For the casual guy, you can establish an absolute frame, but Movea’s Dave Rothenberg used the term “quasi-absolute.” That’s because, in those setups, the remotes have only an accelerometer and a gyroscope, so frame drift can be an issue over time. That’s why the short gaming interval is key – it’s not enough time for drift to become a problem.
For the serious dudes and dudettes, you need to add a magnetometer to the deal to help stabilize that permanent absolute frame.
Why not just add a magnetometer in all remotes? One word: cost. Apparently remotes operate on razor-thin margins, so every nanopenny counts. Putting a magnetometer in a garden-variety remote is going to be a hard sell; those remotes almost always have six axes. It’s only in the higher-level purpose-built devices that a magnetometer can be included.
Now… having somewhat dispensed with this absolute-vs.-relative debate, there is yet more nuance that might fuel a future duel. Let’s do a little demonstration here. Point your remote at your computer. (It’s OK if you need to go get it; I can wait.) Now, keep pointing in the same direction, but rotate your wrist around so that you’ve turned the remote upside down, but still pointing at the screen.

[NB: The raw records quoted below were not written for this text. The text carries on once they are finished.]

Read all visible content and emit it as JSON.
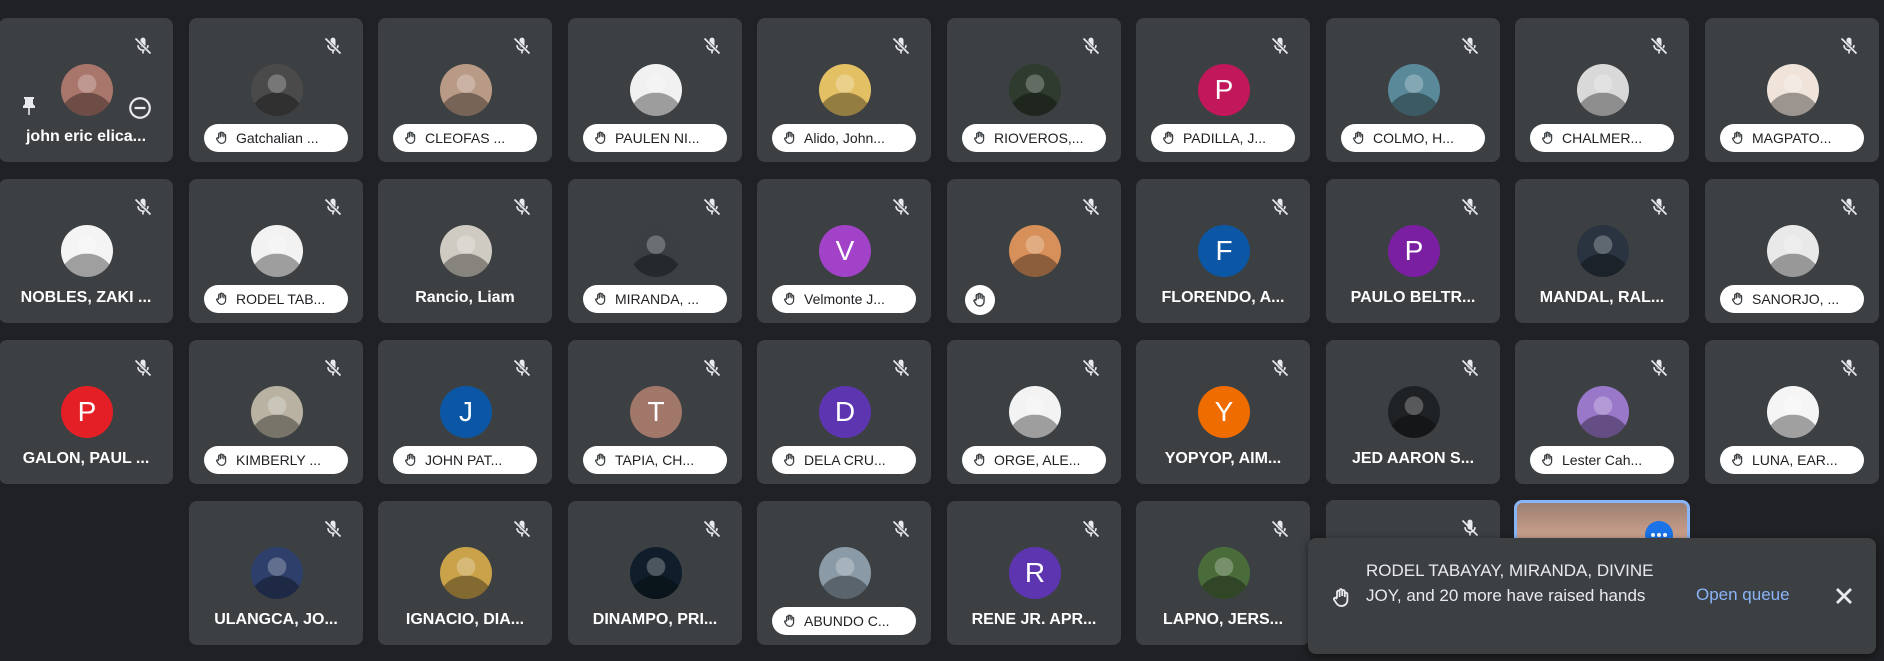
{
  "tiles": [
    {
      "name": "john eric elica...",
      "style": "plain",
      "avatar": {
        "type": "photo",
        "bg": "#a9766b"
      },
      "pin": true
    },
    {
      "name": "Gatchalian ...",
      "style": "pill",
      "avatar": {
        "type": "photo",
        "bg": "#4a4a4a"
      }
    },
    {
      "name": "CLEOFAS ...",
      "style": "pill",
      "avatar": {
        "type": "photo",
        "bg": "#b89a86"
      }
    },
    {
      "name": "PAULEN NI...",
      "style": "pill",
      "avatar": {
        "type": "photo",
        "bg": "#f1f1f1"
      }
    },
    {
      "name": "Alido, John...",
      "style": "pill",
      "avatar": {
        "type": "photo",
        "bg": "#e3c064"
      }
    },
    {
      "name": "RIOVEROS,...",
      "style": "pill",
      "avatar": {
        "type": "photo",
        "bg": "#2e3b2e"
      }
    },
    {
      "name": "PADILLA, J...",
      "style": "pill",
      "avatar": {
        "type": "letter",
        "letter": "P",
        "bg": "#c2185b"
      }
    },
    {
      "name": "COLMO, H...",
      "style": "pill",
      "avatar": {
        "type": "photo",
        "bg": "#5a8a9a"
      }
    },
    {
      "name": "CHALMER...",
      "style": "pill",
      "avatar": {
        "type": "photo",
        "bg": "#d9d9d9"
      }
    },
    {
      "name": "MAGPATO...",
      "style": "pill",
      "avatar": {
        "type": "photo",
        "bg": "#efe3da"
      }
    },
    {
      "name": "NOBLES, ZAKI ...",
      "style": "plain",
      "avatar": {
        "type": "photo",
        "bg": "#f4f4f4"
      }
    },
    {
      "name": "RODEL TAB...",
      "style": "pill",
      "avatar": {
        "type": "photo",
        "bg": "#f2f2f2"
      }
    },
    {
      "name": "Rancio, Liam",
      "style": "plain",
      "avatar": {
        "type": "photo",
        "bg": "#cfcac2"
      }
    },
    {
      "name": "MIRANDA, ...",
      "style": "pill",
      "avatar": {
        "type": "photo",
        "bg": "#3b3f42"
      }
    },
    {
      "name": "Velmonte J...",
      "style": "pill",
      "avatar": {
        "type": "letter",
        "letter": "V",
        "bg": "#a142c8"
      }
    },
    {
      "name": "",
      "style": "hand-only",
      "avatar": {
        "type": "photo",
        "bg": "#d8905a"
      }
    },
    {
      "name": "FLORENDO, A...",
      "style": "plain",
      "avatar": {
        "type": "letter",
        "letter": "F",
        "bg": "#0b57a6"
      }
    },
    {
      "name": "PAULO BELTR...",
      "style": "plain",
      "avatar": {
        "type": "letter",
        "letter": "P",
        "bg": "#7b1fa2"
      }
    },
    {
      "name": "MANDAL, RAL...",
      "style": "plain",
      "avatar": {
        "type": "photo",
        "bg": "#2a3440"
      }
    },
    {
      "name": "SANORJO, ...",
      "style": "pill",
      "avatar": {
        "type": "photo",
        "bg": "#e9e9e9"
      }
    },
    {
      "name": "GALON, PAUL ...",
      "style": "plain",
      "avatar": {
        "type": "letter",
        "letter": "P",
        "bg": "#e41f26"
      }
    },
    {
      "name": "KIMBERLY ...",
      "style": "pill",
      "avatar": {
        "type": "photo",
        "bg": "#b9b2a2"
      }
    },
    {
      "name": "JOHN PAT...",
      "style": "pill",
      "avatar": {
        "type": "letter",
        "letter": "J",
        "bg": "#0b57a6"
      }
    },
    {
      "name": "TAPIA, CH...",
      "style": "pill",
      "avatar": {
        "type": "letter",
        "letter": "T",
        "bg": "#a1776a"
      }
    },
    {
      "name": "DELA CRU...",
      "style": "pill",
      "avatar": {
        "type": "letter",
        "letter": "D",
        "bg": "#5e35b1"
      }
    },
    {
      "name": "ORGE, ALE...",
      "style": "pill",
      "avatar": {
        "type": "photo",
        "bg": "#f3f3f3"
      }
    },
    {
      "name": "YOPYOP, AIM...",
      "style": "plain",
      "avatar": {
        "type": "letter",
        "letter": "Y",
        "bg": "#ef6c00"
      }
    },
    {
      "name": "JED AARON S...",
      "style": "plain",
      "avatar": {
        "type": "photo",
        "bg": "#1f2224"
      }
    },
    {
      "name": "Lester Cah...",
      "style": "pill",
      "avatar": {
        "type": "photo",
        "bg": "#9a78c9"
      }
    },
    {
      "name": "LUNA, EAR...",
      "style": "pill",
      "avatar": {
        "type": "photo",
        "bg": "#f5f5f5"
      }
    },
    {
      "name": "ULANGCA, JO...",
      "style": "plain",
      "avatar": {
        "type": "photo",
        "bg": "#2d3f6a"
      }
    },
    {
      "name": "IGNACIO, DIA...",
      "style": "plain",
      "avatar": {
        "type": "photo",
        "bg": "#c9a24a"
      }
    },
    {
      "name": "DINAMPO, PRI...",
      "style": "plain",
      "avatar": {
        "type": "photo",
        "bg": "#0f1e2a"
      }
    },
    {
      "name": "ABUNDO C...",
      "style": "pill",
      "avatar": {
        "type": "photo",
        "bg": "#8a9aa6"
      }
    },
    {
      "name": "RENE JR. APR...",
      "style": "plain",
      "avatar": {
        "type": "letter",
        "letter": "R",
        "bg": "#5e35b1"
      }
    },
    {
      "name": "LAPNO, JERS...",
      "style": "plain",
      "avatar": {
        "type": "photo",
        "bg": "#4a6b3a"
      }
    }
  ],
  "toast": {
    "message": "RODEL TABAYAY, MIRANDA, DIVINE JOY, and 20 more have raised hands",
    "action": "Open queue",
    "close_icon": "close-icon",
    "hand_icon": "raised-hand-icon"
  },
  "colors": {
    "background": "#202124",
    "tile": "#3c4043",
    "accent": "#8ab4f8",
    "more": "#1a73e8"
  },
  "icons": {
    "mic_off": "mic-off-icon",
    "hand": "raised-hand-icon",
    "pin": "pin-icon",
    "remove": "remove-icon",
    "more": "more-options-icon"
  }
}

According to the remote, which direction is up? In most cases, “up” is defined by the top of the remote, so if you rotate your wrist like that, up becomes down and vice versa. Hillcrest claims the unique position of being able to correct for that rotation so that “up is always up” no matter which way the remote is oriented. And they have a patent on it.
There are also “ballistics” details – how fast does the cursor move? With relative pointing, non-linear ballistics are often used, meaning that if you move your hand faster, the cursor moves faster and farther – and by more than the amount by which you sped up your hand motion. With absolute pointing, which implies a closer link between your hand movements and the screen action, you might stick with linear ballistics.
But if those details are going to spark a debate, we’ll have to come back to that another time.
So… let’s summarize. Absolute pointing means absolute frame of reference; it’s like using a laser pointer. Where you point is where you point. Relative pointing means the frame can move to a more comfortable place. Where you point establishes where your frame is. You may need to re-center.
Relative is most comfortable for most applications; serious gamers can benefit from absolute pointing. The only real distinction between Movea and Hillcrest Labs on this score is whether they’ve productized their absolute technology. Movea has; Hillcrest hasn’t. They both seem happy with their decisions.
I know; not much of a fight. Sorry about that. I’ll try to dig up something bloodier next time.
*I use the word “remote” loosely here. It may be a simple TV remote, or it may be a more complex gaming thing. But they both act like remotes.